Task requirements: Find each line below where the word "Type" occurs, and copy it.

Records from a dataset
══════════

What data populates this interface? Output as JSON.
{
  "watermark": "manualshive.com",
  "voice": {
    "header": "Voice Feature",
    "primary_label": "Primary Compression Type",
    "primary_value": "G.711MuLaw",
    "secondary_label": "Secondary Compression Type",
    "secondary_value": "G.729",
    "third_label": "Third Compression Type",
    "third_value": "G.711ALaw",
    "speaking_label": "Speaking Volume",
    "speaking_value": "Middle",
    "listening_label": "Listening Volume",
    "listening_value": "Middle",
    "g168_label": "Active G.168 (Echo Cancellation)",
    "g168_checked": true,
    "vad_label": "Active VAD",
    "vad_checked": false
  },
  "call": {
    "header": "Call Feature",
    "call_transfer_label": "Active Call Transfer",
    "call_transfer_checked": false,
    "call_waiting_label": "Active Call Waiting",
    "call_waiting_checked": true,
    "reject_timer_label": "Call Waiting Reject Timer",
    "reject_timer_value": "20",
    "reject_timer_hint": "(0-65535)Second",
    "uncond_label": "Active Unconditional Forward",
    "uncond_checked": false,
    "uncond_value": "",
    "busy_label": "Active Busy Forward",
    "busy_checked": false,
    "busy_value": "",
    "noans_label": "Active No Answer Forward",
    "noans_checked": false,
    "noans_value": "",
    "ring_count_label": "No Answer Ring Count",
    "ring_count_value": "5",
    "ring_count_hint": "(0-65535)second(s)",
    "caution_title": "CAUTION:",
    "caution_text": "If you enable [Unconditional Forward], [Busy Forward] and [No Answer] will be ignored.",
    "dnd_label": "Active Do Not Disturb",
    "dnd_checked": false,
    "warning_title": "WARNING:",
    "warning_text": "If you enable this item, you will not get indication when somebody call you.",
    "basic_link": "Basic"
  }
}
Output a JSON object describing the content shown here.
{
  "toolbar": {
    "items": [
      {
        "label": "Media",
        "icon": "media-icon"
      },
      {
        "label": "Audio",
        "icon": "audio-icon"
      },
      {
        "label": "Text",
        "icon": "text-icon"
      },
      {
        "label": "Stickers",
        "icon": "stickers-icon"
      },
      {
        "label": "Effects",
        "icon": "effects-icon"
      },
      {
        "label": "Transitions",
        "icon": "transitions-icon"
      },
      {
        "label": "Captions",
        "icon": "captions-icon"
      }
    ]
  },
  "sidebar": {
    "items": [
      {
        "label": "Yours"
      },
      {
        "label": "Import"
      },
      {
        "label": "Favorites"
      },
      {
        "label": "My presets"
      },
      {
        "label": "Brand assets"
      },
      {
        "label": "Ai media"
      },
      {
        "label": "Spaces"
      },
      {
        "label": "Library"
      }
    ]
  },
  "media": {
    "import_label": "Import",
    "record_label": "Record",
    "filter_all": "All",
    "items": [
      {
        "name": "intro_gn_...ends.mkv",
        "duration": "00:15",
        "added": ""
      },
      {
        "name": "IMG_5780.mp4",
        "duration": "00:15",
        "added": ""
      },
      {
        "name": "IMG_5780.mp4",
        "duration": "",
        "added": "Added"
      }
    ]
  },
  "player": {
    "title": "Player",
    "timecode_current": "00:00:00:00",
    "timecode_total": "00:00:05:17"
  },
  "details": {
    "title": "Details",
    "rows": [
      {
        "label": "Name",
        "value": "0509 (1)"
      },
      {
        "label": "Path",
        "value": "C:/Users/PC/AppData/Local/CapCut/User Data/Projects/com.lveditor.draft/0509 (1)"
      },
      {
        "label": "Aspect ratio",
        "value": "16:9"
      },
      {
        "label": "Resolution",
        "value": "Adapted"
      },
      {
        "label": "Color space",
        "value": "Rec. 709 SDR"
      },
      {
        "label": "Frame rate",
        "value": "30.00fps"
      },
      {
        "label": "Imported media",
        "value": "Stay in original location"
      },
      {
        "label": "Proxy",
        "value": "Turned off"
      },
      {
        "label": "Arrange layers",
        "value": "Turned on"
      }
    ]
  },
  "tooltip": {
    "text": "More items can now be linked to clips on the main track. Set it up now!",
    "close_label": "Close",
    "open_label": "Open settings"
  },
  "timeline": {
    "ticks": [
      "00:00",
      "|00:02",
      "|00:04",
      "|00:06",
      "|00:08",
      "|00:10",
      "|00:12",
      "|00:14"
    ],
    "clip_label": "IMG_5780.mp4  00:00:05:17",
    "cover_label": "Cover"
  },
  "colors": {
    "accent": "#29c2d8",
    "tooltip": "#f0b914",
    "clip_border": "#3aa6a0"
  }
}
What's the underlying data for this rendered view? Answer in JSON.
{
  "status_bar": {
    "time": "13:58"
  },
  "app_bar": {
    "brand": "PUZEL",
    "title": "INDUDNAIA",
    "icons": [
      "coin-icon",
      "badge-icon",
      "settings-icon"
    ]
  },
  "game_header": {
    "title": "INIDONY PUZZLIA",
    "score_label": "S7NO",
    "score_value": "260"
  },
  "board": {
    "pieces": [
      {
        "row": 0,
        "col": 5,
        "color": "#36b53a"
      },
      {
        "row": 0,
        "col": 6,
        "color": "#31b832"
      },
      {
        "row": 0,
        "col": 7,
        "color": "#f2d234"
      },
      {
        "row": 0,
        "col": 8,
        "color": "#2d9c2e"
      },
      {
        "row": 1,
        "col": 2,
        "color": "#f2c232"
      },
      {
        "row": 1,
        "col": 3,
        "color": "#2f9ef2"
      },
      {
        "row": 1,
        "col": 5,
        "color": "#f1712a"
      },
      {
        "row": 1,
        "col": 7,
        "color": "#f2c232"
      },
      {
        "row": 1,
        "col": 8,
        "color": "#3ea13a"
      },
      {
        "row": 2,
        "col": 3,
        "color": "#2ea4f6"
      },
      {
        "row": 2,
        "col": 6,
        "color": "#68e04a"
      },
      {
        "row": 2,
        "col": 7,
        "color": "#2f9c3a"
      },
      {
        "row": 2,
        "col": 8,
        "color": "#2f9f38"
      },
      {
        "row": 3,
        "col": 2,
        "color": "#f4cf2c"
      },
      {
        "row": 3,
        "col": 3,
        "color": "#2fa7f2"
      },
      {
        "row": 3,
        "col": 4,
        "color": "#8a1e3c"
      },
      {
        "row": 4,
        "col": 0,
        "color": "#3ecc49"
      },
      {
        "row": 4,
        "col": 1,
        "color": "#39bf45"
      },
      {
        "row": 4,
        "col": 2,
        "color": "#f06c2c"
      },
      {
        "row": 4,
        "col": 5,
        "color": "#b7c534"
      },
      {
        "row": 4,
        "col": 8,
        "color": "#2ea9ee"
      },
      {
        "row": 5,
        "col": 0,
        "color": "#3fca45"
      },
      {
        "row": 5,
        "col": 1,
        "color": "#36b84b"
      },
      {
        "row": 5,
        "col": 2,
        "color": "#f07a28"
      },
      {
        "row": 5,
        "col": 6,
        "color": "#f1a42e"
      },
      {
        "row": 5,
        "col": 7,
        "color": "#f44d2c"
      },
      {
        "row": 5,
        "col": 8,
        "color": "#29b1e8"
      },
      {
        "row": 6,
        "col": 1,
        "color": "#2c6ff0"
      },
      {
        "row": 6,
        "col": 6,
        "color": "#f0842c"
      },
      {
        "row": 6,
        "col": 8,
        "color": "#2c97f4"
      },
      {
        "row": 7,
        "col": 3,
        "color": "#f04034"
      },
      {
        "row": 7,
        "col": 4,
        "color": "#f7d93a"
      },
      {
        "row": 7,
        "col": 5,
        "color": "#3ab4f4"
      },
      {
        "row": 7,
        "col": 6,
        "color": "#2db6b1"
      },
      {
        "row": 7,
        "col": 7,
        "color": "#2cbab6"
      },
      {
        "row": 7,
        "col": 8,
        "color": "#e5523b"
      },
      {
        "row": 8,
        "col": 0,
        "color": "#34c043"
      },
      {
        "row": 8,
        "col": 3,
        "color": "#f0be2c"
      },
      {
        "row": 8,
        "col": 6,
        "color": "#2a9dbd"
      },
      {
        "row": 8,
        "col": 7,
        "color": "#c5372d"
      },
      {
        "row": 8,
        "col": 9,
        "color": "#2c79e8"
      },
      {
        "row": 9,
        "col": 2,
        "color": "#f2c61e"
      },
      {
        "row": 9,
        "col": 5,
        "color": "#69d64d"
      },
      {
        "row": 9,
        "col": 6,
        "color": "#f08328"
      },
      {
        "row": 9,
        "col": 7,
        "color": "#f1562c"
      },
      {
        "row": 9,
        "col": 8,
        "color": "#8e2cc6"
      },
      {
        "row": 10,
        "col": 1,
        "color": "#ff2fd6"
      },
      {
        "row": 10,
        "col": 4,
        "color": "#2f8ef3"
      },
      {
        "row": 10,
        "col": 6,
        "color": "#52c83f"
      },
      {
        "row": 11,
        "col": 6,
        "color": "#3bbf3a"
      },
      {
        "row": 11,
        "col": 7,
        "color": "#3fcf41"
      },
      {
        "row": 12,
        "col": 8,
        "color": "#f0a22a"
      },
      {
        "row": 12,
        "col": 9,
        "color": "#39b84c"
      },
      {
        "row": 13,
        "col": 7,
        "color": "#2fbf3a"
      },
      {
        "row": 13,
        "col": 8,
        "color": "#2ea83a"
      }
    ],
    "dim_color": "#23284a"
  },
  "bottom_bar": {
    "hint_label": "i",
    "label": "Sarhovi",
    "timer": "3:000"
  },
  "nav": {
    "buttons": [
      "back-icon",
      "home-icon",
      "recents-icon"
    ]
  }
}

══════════

Answer to the exercise:
    "primary_label": "Primary Compression Type",
    "secondary_label": "Secondary Compression Type",
    "third_label": "Third Compression Type",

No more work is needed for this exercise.